*Exercise prompt*: The expected output is the data below, character for character, without its pictures.

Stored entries
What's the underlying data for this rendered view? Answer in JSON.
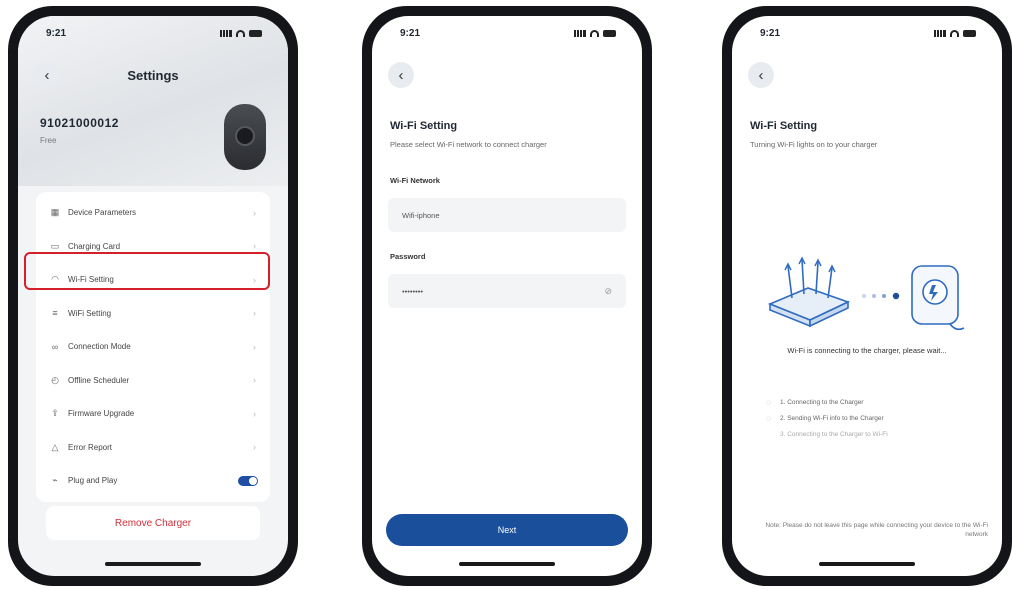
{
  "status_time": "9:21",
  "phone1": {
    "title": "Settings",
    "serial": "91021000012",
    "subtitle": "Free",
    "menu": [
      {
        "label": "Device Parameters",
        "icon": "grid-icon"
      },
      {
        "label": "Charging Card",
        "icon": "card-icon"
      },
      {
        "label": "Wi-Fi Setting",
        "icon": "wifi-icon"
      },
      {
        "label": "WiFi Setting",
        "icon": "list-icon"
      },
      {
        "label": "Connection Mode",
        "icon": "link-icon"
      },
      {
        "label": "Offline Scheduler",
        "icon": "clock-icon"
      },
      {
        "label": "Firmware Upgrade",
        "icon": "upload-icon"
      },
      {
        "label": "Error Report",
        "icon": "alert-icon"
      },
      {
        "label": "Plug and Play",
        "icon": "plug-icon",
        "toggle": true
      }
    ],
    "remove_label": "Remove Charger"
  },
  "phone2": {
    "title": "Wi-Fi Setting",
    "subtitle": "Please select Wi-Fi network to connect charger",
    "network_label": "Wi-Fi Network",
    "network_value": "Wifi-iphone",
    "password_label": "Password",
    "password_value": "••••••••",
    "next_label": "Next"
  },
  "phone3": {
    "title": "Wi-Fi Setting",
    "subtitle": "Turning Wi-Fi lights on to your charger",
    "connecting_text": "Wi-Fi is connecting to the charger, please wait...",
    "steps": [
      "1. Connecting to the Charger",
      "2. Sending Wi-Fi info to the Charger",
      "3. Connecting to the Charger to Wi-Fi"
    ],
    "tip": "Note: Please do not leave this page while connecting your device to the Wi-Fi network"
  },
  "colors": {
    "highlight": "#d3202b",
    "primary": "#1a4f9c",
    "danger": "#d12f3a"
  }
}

*Written answer*:
What's the underlying data for this rendered view? Answer in JSON.
{
  "status_time": "9:21",
  "phone1": {
    "title": "Settings",
    "serial": "91021000012",
    "subtitle": "Free",
    "menu": [
      {
        "label": "Device Parameters",
        "icon": "grid-icon"
      },
      {
        "label": "Charging Card",
        "icon": "card-icon"
      },
      {
        "label": "Wi-Fi Setting",
        "icon": "wifi-icon"
      },
      {
        "label": "WiFi Setting",
        "icon": "list-icon"
      },
      {
        "label": "Connection Mode",
        "icon": "link-icon"
      },
      {
        "label": "Offline Scheduler",
        "icon": "clock-icon"
      },
      {
        "label": "Firmware Upgrade",
        "icon": "upload-icon"
      },
      {
        "label": "Error Report",
        "icon": "alert-icon"
      },
      {
        "label": "Plug and Play",
        "icon": "plug-icon",
        "toggle": true
      }
    ],
    "remove_label": "Remove Charger"
  },
  "phone2": {
    "title": "Wi-Fi Setting",
    "subtitle": "Please select Wi-Fi network to connect charger",
    "network_label": "Wi-Fi Network",
    "network_value": "Wifi-iphone",
    "password_label": "Password",
    "password_value": "••••••••",
    "next_label": "Next"
  },
  "phone3": {
    "title": "Wi-Fi Setting",
    "subtitle": "Turning Wi-Fi lights on to your charger",
    "connecting_text": "Wi-Fi is connecting to the charger, please wait...",
    "steps": [
      "1. Connecting to the Charger",
      "2. Sending Wi-Fi info to the Charger",
      "3. Connecting to the Charger to Wi-Fi"
    ],
    "tip": "Note: Please do not leave this page while connecting your device to the Wi-Fi network"
  },
  "colors": {
    "highlight": "#d3202b",
    "primary": "#1a4f9c",
    "danger": "#d12f3a"
  }
}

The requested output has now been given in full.